**EXERCISE OBJECTIVE**
Repeat every record exactly as written, but leave out the pictures.
**********
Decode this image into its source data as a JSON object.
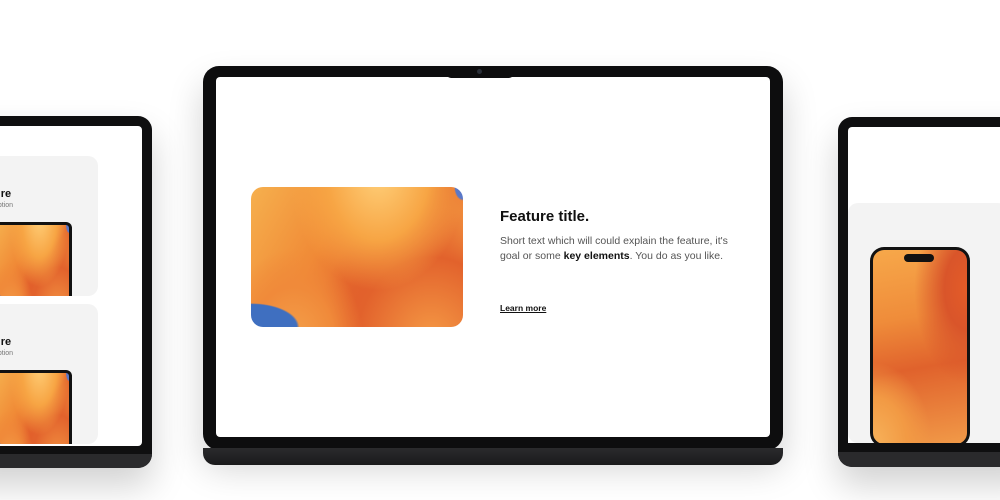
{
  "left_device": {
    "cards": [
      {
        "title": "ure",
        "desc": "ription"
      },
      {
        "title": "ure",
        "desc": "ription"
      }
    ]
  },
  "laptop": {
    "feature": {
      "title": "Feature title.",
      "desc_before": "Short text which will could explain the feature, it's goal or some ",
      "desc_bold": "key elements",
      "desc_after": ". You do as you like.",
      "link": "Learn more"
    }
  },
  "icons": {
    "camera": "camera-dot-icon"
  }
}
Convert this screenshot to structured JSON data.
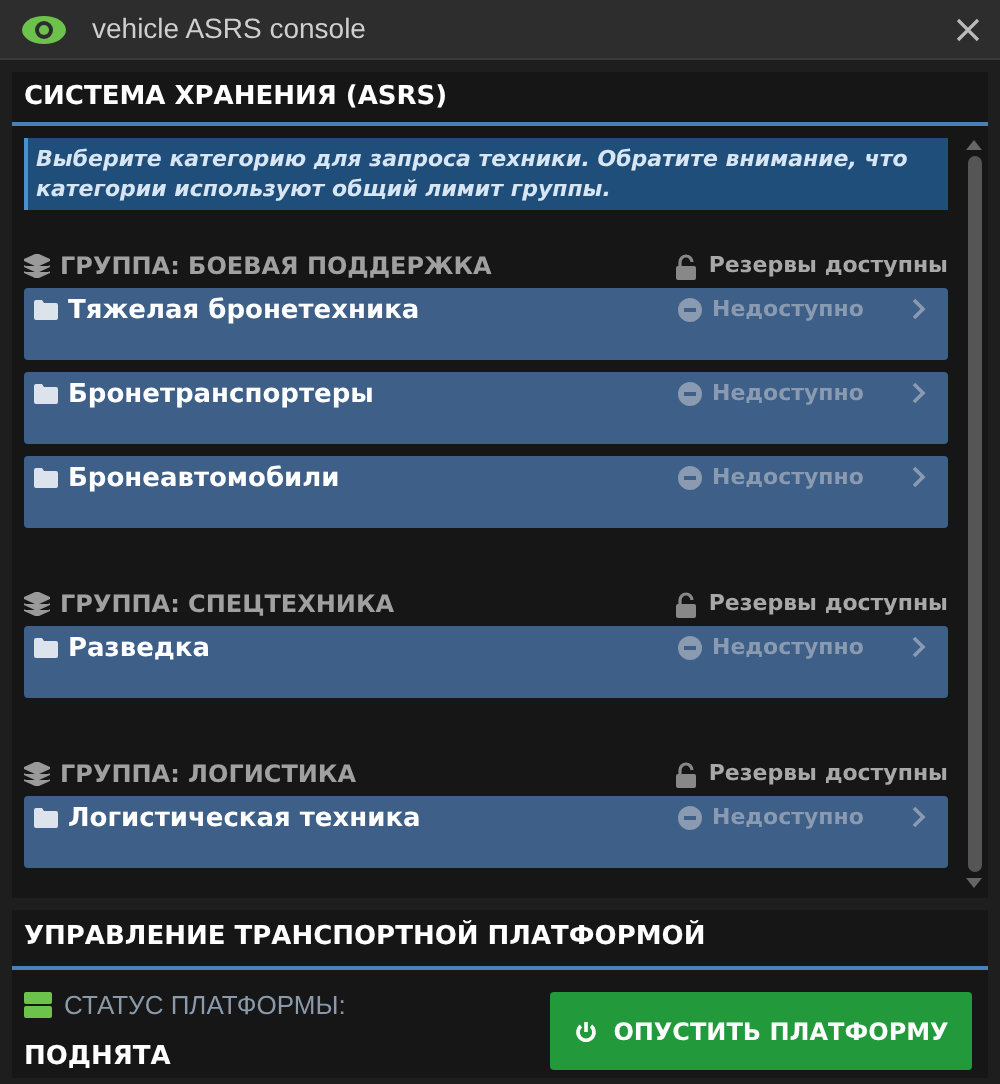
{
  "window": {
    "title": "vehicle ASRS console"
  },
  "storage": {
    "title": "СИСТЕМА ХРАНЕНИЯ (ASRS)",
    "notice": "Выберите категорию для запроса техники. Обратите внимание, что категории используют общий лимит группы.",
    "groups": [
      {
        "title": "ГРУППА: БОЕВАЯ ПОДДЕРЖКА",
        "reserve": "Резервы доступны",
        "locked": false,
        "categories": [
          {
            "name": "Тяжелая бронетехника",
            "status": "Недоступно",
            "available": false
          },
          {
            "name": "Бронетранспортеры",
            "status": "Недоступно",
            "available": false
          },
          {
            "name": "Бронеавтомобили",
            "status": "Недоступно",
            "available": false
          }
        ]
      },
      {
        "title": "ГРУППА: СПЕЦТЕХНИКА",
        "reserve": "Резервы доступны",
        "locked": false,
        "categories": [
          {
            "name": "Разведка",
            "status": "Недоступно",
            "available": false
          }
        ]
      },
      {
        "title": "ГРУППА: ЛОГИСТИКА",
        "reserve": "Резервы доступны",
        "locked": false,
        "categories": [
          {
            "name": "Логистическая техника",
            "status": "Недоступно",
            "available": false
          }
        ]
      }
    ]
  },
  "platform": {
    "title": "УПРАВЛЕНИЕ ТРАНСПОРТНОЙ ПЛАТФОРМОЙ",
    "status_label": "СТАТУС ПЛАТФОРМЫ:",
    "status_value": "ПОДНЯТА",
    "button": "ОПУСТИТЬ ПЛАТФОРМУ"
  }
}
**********
**EXPECTED OUTPUT**
Decode this image into its source data as a JSON object.
{
  "left_device": {
    "cards": [
      {
        "title": "ure",
        "desc": "ription"
      },
      {
        "title": "ure",
        "desc": "ription"
      }
    ]
  },
  "laptop": {
    "feature": {
      "title": "Feature title.",
      "desc_before": "Short text which will could explain the feature, it's goal or some ",
      "desc_bold": "key elements",
      "desc_after": ". You do as you like.",
      "link": "Learn more"
    }
  },
  "icons": {
    "camera": "camera-dot-icon"
  }
}
Convert this screenshot to structured JSON data.
{
  "window": {
    "title": "vehicle ASRS console"
  },
  "storage": {
    "title": "СИСТЕМА ХРАНЕНИЯ (ASRS)",
    "notice": "Выберите категорию для запроса техники. Обратите внимание, что категории используют общий лимит группы.",
    "groups": [
      {
        "title": "ГРУППА: БОЕВАЯ ПОДДЕРЖКА",
        "reserve": "Резервы доступны",
        "locked": false,
        "categories": [
          {
            "name": "Тяжелая бронетехника",
            "status": "Недоступно",
            "available": false
          },
          {
            "name": "Бронетранспортеры",
            "status": "Недоступно",
            "available": false
          },
          {
            "name": "Бронеавтомобили",
            "status": "Недоступно",
            "available": false
          }
        ]
      },
      {
        "title": "ГРУППА: СПЕЦТЕХНИКА",
        "reserve": "Резервы доступны",
        "locked": false,
        "categories": [
          {
            "name": "Разведка",
            "status": "Недоступно",
            "available": false
          }
        ]
      },
      {
        "title": "ГРУППА: ЛОГИСТИКА",
        "reserve": "Резервы доступны",
        "locked": false,
        "categories": [
          {
            "name": "Логистическая техника",
            "status": "Недоступно",
            "available": false
          }
        ]
      }
    ]
  },
  "platform": {
    "title": "УПРАВЛЕНИЕ ТРАНСПОРТНОЙ ПЛАТФОРМОЙ",
    "status_label": "СТАТУС ПЛАТФОРМЫ:",
    "status_value": "ПОДНЯТА",
    "button": "ОПУСТИТЬ ПЛАТФОРМУ"
  }
}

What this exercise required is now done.